* **Task**:
This task calls for copying every line of the records that includes the word "enter".
[Start of section]
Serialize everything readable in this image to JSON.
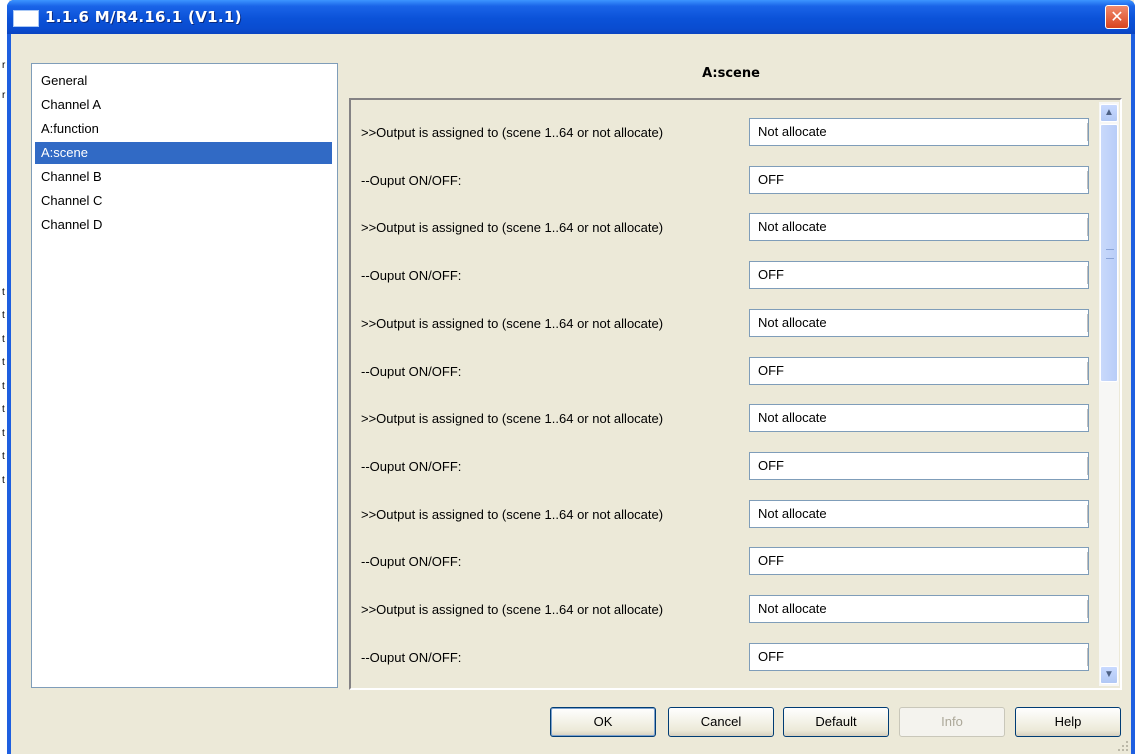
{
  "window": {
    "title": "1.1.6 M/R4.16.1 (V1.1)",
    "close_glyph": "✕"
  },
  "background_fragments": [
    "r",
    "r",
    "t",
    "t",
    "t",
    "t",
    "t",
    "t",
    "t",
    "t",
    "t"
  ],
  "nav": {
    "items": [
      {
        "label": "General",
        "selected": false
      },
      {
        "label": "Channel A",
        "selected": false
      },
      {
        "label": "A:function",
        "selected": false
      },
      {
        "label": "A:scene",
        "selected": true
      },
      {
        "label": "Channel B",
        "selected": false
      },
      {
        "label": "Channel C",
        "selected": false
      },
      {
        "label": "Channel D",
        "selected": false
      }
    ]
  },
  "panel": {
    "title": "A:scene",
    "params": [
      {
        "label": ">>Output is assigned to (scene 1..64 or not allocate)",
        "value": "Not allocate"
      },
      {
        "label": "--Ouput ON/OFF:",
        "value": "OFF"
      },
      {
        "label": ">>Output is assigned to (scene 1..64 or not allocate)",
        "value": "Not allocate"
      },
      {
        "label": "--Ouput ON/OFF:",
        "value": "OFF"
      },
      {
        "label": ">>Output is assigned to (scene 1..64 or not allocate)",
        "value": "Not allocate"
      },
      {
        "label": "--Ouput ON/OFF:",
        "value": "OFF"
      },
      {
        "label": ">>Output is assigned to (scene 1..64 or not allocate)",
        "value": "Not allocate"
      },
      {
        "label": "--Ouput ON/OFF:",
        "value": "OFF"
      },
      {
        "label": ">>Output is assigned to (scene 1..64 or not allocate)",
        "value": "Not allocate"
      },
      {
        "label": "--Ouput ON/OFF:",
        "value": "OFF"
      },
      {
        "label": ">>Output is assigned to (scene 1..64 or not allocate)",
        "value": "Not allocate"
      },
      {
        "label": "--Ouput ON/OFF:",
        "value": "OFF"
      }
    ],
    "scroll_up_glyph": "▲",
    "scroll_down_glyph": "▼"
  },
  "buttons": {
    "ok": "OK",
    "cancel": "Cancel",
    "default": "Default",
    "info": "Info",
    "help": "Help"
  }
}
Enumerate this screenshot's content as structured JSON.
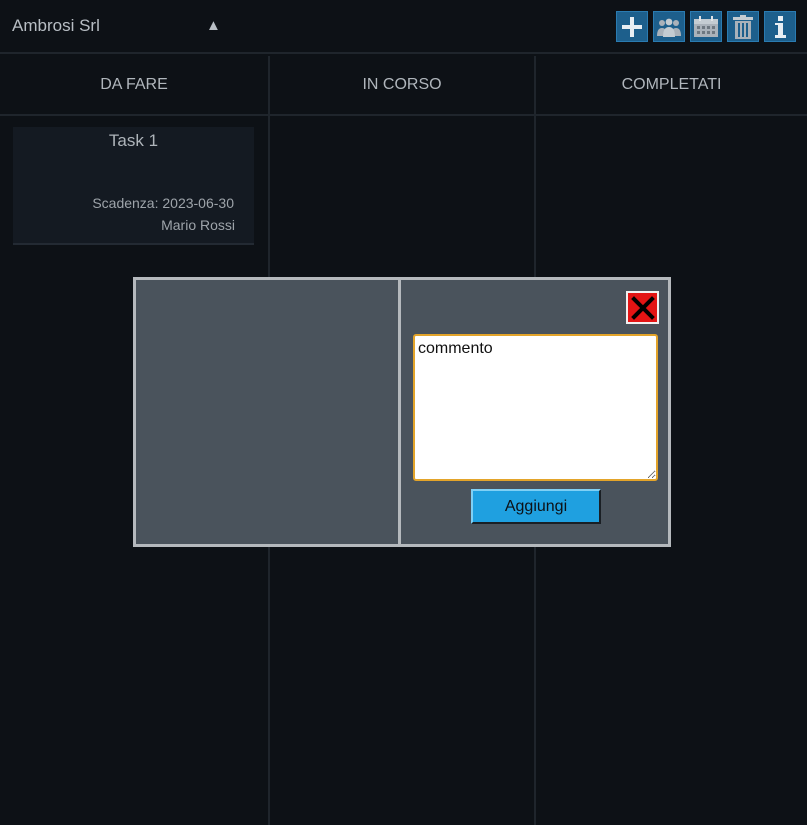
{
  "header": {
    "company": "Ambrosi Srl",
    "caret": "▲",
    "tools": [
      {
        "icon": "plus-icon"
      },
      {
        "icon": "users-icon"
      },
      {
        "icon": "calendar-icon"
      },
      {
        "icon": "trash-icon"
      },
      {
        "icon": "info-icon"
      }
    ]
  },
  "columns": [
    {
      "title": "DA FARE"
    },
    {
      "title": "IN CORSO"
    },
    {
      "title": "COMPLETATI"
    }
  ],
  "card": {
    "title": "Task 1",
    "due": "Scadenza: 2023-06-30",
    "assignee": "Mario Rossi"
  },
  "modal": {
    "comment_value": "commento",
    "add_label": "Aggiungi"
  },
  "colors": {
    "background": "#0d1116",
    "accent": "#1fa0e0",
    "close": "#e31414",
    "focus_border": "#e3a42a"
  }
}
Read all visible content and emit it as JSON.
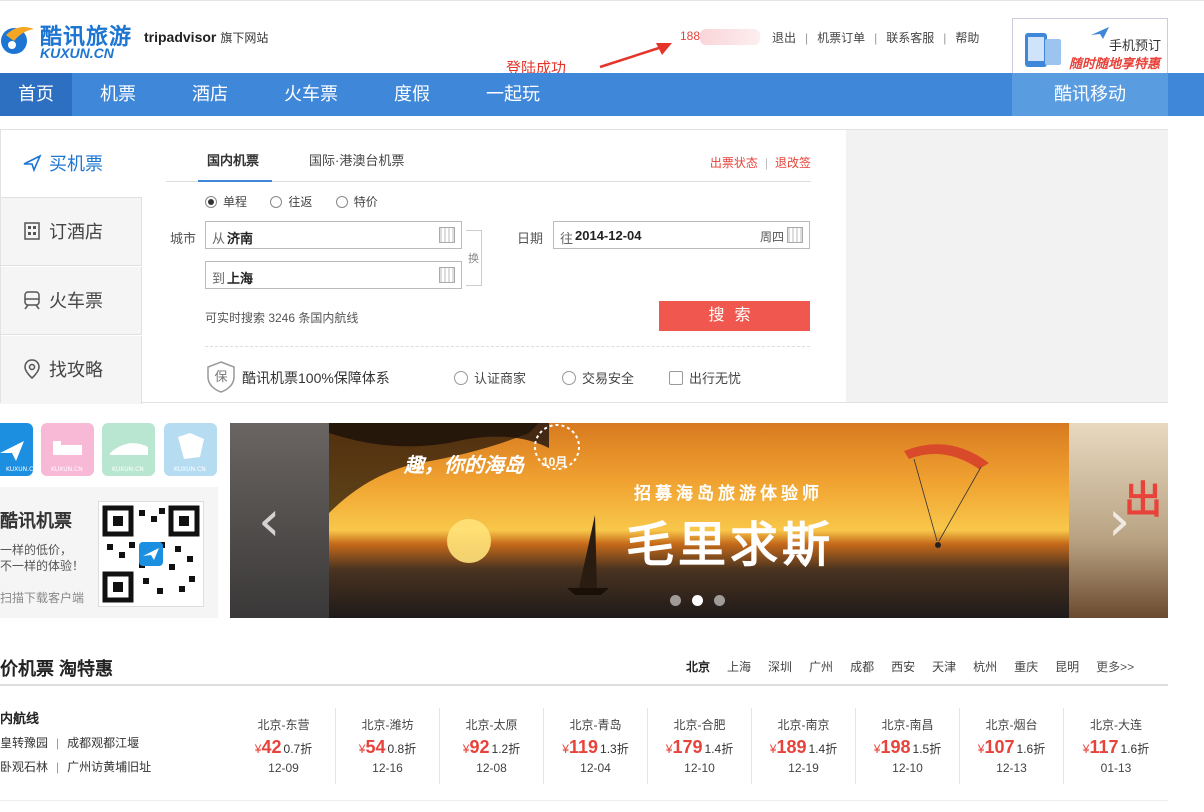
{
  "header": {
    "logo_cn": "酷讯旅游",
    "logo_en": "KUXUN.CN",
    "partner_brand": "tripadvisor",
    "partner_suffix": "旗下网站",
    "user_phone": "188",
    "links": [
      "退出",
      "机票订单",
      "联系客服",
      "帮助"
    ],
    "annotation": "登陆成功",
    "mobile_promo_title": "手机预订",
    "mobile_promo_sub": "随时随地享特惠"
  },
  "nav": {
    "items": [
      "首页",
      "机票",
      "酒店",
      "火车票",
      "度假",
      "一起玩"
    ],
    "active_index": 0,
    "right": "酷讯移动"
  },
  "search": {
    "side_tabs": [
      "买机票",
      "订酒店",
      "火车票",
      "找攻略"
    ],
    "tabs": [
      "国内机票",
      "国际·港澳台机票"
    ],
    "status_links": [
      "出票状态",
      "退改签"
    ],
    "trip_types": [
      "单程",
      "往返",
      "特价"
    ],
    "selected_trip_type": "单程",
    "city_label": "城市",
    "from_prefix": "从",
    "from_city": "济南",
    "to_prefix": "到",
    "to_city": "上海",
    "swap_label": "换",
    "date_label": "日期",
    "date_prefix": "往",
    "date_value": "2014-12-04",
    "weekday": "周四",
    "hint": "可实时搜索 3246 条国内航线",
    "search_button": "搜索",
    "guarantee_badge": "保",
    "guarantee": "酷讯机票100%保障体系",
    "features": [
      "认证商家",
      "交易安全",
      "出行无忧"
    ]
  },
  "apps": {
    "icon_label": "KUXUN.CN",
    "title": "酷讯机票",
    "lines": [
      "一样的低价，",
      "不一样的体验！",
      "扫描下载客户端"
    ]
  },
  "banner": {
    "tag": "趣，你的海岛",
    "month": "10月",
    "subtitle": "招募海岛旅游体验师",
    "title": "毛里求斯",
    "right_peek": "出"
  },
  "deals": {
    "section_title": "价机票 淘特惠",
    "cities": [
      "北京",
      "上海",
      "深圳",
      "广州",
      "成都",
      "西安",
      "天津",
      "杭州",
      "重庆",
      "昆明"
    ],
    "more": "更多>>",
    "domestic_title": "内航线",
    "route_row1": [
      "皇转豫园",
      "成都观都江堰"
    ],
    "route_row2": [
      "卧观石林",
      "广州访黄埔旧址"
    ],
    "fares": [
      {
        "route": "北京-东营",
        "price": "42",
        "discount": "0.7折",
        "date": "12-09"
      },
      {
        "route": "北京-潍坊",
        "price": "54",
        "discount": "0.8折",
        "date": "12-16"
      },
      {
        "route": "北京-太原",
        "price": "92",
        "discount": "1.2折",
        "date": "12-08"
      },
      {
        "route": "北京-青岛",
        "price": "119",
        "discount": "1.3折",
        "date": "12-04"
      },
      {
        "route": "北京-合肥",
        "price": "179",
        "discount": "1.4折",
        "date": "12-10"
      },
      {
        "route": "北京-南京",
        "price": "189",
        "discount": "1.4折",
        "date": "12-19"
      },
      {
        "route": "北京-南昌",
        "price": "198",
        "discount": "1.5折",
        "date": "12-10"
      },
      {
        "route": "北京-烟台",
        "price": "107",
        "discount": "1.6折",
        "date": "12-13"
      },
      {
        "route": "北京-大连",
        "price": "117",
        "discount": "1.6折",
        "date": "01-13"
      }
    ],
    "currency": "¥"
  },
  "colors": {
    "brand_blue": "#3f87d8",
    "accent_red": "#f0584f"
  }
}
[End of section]
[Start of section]
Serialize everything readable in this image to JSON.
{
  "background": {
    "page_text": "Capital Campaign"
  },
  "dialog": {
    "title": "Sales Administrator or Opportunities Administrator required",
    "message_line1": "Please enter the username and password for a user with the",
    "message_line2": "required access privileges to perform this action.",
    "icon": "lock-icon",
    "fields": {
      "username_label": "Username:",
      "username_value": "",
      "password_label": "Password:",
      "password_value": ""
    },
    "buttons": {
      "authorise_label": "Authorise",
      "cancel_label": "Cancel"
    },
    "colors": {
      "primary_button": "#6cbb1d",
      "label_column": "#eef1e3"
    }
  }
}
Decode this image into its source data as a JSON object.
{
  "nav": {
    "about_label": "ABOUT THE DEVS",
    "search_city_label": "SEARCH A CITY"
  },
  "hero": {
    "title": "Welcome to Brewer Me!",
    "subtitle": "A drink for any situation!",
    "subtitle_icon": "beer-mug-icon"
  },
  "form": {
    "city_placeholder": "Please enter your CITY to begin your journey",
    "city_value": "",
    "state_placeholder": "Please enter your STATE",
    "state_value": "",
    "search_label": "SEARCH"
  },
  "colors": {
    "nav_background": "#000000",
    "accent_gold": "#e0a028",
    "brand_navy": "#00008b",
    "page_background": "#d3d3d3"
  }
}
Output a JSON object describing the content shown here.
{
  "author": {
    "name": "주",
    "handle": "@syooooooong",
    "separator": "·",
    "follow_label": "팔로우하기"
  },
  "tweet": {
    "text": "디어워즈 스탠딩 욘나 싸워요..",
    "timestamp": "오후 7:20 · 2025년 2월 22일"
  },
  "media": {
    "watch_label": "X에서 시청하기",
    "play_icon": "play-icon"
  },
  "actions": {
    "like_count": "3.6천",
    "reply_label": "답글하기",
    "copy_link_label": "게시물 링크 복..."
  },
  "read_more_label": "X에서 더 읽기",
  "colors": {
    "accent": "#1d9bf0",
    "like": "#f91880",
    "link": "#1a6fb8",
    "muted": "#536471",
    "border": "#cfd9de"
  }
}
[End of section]
* **Result**:
    "message_line1": "Please enter the username and password for a user with the",
    "city_placeholder": "Please enter your CITY to begin your journey",
    "state_placeholder": "Please enter your STATE",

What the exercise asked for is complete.